The pound slumped to $1.2573 against the dollar, a drop of 0.6% on the session so far.
Sterling saw its best two-day run in over a decade late last week. On Friday, it reached as high as $1.2706, its strongest since Theresa May was prime minister before Boris Johnson took over in July. On Thursday, the pound saw its best single-day percentage gain since March.
The gloom returned for sterling amid reports that European Union and British negotiators, who were working over the weekend to reach a deal before the Oct. 31 deadline, hadn’t made a breakthrough as of Sunday evening, The Wall Street Journal reported.
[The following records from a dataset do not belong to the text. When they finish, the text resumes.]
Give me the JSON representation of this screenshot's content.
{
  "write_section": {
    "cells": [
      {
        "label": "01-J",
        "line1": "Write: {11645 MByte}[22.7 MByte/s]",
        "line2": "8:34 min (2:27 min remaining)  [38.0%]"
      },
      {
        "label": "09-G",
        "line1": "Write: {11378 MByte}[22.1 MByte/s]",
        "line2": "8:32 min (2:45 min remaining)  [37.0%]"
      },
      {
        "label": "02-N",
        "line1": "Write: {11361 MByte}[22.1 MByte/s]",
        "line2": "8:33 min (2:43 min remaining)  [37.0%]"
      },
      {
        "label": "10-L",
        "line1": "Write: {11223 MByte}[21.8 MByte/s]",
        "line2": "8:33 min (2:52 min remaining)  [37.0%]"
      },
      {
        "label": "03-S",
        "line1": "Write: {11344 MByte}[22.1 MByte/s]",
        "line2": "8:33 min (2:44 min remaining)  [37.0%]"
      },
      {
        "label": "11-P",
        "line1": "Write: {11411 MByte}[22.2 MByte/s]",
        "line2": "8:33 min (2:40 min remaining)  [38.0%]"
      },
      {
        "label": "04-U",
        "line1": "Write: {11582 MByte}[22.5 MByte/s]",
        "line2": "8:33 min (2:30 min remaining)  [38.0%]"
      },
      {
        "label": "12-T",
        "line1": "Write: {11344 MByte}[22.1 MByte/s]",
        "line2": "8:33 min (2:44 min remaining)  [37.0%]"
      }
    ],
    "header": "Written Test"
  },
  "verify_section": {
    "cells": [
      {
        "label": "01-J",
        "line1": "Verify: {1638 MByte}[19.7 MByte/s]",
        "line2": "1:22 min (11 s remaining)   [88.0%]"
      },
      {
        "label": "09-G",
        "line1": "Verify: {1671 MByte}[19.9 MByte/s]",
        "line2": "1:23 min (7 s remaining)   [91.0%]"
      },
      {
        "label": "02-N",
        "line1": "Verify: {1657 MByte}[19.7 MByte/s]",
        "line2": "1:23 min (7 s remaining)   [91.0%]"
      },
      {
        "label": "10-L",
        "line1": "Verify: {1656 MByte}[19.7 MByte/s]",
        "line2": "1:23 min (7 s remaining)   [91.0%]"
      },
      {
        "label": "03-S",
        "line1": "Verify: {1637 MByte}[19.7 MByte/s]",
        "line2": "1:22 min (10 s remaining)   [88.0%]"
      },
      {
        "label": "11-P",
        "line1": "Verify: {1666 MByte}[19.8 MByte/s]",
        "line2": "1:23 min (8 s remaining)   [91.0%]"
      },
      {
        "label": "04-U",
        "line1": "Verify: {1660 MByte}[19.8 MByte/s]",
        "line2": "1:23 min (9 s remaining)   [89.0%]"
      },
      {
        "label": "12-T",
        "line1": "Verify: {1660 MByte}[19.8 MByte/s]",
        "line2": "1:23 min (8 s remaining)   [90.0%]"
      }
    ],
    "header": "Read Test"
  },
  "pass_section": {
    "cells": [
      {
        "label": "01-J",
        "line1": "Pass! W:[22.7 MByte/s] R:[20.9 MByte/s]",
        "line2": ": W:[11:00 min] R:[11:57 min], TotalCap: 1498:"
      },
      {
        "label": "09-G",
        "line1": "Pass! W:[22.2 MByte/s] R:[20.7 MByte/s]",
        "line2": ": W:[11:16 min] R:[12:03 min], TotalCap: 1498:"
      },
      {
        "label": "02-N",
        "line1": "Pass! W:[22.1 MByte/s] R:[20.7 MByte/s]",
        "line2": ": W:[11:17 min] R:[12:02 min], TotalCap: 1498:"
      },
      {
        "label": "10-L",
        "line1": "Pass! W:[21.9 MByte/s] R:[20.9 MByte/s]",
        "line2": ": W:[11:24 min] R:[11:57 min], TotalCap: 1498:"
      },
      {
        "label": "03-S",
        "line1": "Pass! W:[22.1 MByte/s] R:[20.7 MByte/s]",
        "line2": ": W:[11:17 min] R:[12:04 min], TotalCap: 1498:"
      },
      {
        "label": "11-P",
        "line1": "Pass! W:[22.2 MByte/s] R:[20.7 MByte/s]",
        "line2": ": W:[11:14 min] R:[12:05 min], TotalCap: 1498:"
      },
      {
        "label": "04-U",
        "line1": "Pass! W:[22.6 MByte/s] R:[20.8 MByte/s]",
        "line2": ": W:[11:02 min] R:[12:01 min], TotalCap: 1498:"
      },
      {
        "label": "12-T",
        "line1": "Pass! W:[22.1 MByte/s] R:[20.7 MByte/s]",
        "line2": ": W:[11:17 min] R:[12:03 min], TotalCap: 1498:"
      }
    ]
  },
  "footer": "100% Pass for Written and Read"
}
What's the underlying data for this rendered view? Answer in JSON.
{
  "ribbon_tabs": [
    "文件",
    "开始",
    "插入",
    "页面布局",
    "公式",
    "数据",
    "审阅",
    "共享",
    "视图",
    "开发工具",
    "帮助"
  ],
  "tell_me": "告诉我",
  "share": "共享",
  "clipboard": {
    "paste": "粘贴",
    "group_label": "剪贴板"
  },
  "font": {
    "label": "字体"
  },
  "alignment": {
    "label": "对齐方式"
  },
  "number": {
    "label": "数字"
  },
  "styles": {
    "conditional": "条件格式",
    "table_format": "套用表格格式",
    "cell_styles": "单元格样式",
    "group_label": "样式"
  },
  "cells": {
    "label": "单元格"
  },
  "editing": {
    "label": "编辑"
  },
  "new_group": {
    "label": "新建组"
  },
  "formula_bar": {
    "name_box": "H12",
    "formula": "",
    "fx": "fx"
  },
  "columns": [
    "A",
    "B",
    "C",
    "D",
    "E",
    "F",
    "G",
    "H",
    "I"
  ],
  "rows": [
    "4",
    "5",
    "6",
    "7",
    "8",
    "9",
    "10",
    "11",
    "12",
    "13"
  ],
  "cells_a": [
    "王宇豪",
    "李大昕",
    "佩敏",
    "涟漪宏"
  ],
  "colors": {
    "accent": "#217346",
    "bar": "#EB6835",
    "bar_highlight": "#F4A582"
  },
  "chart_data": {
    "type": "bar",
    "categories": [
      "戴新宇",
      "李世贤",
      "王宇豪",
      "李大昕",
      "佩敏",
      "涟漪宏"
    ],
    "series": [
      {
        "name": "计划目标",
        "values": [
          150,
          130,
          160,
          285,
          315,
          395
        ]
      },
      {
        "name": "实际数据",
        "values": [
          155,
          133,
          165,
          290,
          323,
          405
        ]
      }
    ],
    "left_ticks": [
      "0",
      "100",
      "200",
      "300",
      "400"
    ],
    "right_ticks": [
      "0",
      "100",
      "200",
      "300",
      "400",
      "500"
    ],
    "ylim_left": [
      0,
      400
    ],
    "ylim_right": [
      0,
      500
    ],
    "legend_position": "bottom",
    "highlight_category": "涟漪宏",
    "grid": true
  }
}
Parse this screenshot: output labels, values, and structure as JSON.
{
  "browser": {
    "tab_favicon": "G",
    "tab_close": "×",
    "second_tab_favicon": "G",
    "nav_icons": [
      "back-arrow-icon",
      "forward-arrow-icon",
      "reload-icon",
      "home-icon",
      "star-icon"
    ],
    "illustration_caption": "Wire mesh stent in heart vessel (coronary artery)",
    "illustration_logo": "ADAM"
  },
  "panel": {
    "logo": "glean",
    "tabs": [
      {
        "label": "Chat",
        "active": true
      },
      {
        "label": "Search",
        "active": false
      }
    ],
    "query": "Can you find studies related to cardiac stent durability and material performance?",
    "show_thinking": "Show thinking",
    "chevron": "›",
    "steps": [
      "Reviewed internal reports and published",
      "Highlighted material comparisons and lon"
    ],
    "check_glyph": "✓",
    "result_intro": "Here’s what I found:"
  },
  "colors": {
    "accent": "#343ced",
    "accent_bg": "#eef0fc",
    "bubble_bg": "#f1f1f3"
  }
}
Given how divided the two sides are, even a deal outline looked tough, said diplomats cited in the report.
“A lot of work remains to be done,” the EU said in a statement, following a briefing by the union’s chief negotiator Michel Barnier to EU diplomats. EU leaders will meet on Thursday and Friday to see if they can reach an accord.
The pound rose Friday after European Council President Donald Tusk said he had received promising signals from Ireland’s Leo Varadkar that a deal was possible. Attempts to reach a deal have run into difficulties over plans for keeping an open border between EU member Ireland and the U.K.’s Northern Ireland.
Read: Brexit deal not there yet, says Irish foreign minister
Even if U.K. negotiators reach an agreement with Europe, any deal could still see resistance in the U.K. Parliament, analysts noted.
“There is only a slim chance of seeing a Brexit deal, which would make everyone happy, reached within the next two weeks. The most plausible scenario would be the extension of the Brexit deadline,” said Ipek Ozkardeskaya, senior market analyst, at London Capital Group.
But not everyone was negative on the prospects of a deal. Nordea Investment’s senior macro strategist, Sebastian Galy said he thinks the U.K. is probably closer to a deal than markets believe. “This tells in crunch time as it did with Spain, Greece and Italy,” he told clients in a note, adding that the Labour Party probably doesn’t want to be credited with a so-called hard Brexit.
“The odds of a deal that can be passed by parliament are therefore under-estimated by the market with obvious implications for the pound, U.S. assets, German/French/Netherland equities. Common sense is said to be an uncommon valor, yet I would bet that it has been found again,” said Galy.
The FTSE 100 was down 0.6% to 7,200.86.